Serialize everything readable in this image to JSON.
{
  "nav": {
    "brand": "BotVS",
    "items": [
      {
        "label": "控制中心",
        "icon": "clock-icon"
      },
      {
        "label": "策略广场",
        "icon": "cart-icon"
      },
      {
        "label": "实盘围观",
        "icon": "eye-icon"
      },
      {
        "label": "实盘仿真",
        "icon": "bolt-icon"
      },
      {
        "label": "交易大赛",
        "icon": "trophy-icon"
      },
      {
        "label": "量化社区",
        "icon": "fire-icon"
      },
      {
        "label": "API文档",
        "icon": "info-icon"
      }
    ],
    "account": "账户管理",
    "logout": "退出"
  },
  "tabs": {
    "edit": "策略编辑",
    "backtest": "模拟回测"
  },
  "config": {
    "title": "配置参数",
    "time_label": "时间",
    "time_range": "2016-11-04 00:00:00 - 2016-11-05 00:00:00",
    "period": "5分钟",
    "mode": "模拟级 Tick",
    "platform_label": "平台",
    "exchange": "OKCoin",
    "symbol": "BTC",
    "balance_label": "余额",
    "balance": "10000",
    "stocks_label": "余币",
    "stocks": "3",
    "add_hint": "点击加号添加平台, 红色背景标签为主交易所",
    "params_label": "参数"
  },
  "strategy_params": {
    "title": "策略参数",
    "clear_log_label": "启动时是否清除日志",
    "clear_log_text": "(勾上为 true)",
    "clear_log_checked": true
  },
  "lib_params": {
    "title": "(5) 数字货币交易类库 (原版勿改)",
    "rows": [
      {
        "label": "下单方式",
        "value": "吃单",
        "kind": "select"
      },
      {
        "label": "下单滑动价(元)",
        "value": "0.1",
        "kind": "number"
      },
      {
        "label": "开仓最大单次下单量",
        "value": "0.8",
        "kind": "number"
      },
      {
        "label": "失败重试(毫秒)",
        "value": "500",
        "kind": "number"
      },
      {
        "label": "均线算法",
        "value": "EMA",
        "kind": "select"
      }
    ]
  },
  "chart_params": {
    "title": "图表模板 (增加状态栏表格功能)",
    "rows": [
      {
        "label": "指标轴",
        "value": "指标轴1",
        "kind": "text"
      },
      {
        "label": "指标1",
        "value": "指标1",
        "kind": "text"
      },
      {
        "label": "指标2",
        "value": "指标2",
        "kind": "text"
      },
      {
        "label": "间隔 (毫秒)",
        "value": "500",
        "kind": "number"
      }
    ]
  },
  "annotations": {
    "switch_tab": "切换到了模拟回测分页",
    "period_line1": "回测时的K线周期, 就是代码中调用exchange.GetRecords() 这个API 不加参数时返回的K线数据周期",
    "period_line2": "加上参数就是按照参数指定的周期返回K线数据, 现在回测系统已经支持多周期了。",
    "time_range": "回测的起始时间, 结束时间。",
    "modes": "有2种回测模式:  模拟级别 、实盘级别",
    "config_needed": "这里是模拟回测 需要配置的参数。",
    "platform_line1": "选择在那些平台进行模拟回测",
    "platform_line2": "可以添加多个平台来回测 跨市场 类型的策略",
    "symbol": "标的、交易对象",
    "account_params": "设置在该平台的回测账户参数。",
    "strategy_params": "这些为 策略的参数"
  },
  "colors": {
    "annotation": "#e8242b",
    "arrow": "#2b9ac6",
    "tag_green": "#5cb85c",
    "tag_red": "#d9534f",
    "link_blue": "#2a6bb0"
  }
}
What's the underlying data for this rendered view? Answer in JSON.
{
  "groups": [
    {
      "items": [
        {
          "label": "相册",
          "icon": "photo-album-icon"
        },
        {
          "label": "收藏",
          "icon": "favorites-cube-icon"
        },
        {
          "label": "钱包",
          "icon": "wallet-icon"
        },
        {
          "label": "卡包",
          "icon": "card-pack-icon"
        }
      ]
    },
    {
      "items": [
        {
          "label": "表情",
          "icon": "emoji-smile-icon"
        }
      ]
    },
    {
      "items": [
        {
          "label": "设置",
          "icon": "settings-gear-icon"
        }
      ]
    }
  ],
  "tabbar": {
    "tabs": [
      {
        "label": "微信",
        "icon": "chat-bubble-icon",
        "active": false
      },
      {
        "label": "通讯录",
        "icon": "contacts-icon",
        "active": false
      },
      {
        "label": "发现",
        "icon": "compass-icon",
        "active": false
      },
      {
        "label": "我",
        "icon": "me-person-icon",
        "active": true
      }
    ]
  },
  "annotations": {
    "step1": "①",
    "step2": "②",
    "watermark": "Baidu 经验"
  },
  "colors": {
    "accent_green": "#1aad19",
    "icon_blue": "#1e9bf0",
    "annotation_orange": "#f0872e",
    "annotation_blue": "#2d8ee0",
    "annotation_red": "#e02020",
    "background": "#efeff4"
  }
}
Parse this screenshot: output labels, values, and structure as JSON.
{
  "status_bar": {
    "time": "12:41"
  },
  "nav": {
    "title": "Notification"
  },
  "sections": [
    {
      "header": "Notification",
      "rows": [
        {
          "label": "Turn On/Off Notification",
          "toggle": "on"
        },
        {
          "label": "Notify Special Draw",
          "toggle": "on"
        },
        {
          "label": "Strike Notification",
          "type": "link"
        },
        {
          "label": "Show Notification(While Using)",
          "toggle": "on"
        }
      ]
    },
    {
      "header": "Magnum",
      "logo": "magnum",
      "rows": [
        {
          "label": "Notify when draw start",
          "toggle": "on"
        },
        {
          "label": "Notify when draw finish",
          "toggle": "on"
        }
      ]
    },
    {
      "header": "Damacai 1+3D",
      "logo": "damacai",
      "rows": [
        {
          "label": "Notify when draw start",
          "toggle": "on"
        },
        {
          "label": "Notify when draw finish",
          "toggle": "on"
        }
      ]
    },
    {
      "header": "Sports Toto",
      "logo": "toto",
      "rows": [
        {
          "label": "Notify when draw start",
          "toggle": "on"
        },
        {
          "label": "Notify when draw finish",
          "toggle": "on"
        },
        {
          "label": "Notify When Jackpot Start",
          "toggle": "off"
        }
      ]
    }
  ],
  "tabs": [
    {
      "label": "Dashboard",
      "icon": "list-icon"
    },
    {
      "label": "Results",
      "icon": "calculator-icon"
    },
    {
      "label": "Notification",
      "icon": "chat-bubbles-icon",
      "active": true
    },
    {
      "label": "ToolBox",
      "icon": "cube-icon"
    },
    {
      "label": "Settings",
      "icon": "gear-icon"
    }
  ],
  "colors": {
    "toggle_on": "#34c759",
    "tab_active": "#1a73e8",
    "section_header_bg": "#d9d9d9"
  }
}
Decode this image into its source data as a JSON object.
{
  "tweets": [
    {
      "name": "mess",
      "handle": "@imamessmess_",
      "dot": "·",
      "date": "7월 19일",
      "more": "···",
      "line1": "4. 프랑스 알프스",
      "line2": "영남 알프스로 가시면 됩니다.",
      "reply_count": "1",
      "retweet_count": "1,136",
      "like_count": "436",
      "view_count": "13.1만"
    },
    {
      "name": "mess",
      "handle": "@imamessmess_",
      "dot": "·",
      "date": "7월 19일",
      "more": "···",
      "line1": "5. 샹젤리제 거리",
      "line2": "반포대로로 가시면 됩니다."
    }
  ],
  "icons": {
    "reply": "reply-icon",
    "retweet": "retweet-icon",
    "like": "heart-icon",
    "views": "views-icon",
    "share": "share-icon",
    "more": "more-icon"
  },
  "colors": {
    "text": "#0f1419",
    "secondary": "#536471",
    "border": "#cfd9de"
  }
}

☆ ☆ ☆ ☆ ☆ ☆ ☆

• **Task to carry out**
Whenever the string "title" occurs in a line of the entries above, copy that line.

• **Answer**
    "title": "配置参数",
    "title": "策略参数",
    "title": "(5) 数字货币交易类库 (原版勿改)",
    "title": "图表模板 (增加状态栏表格功能)",
    "title": "Notification"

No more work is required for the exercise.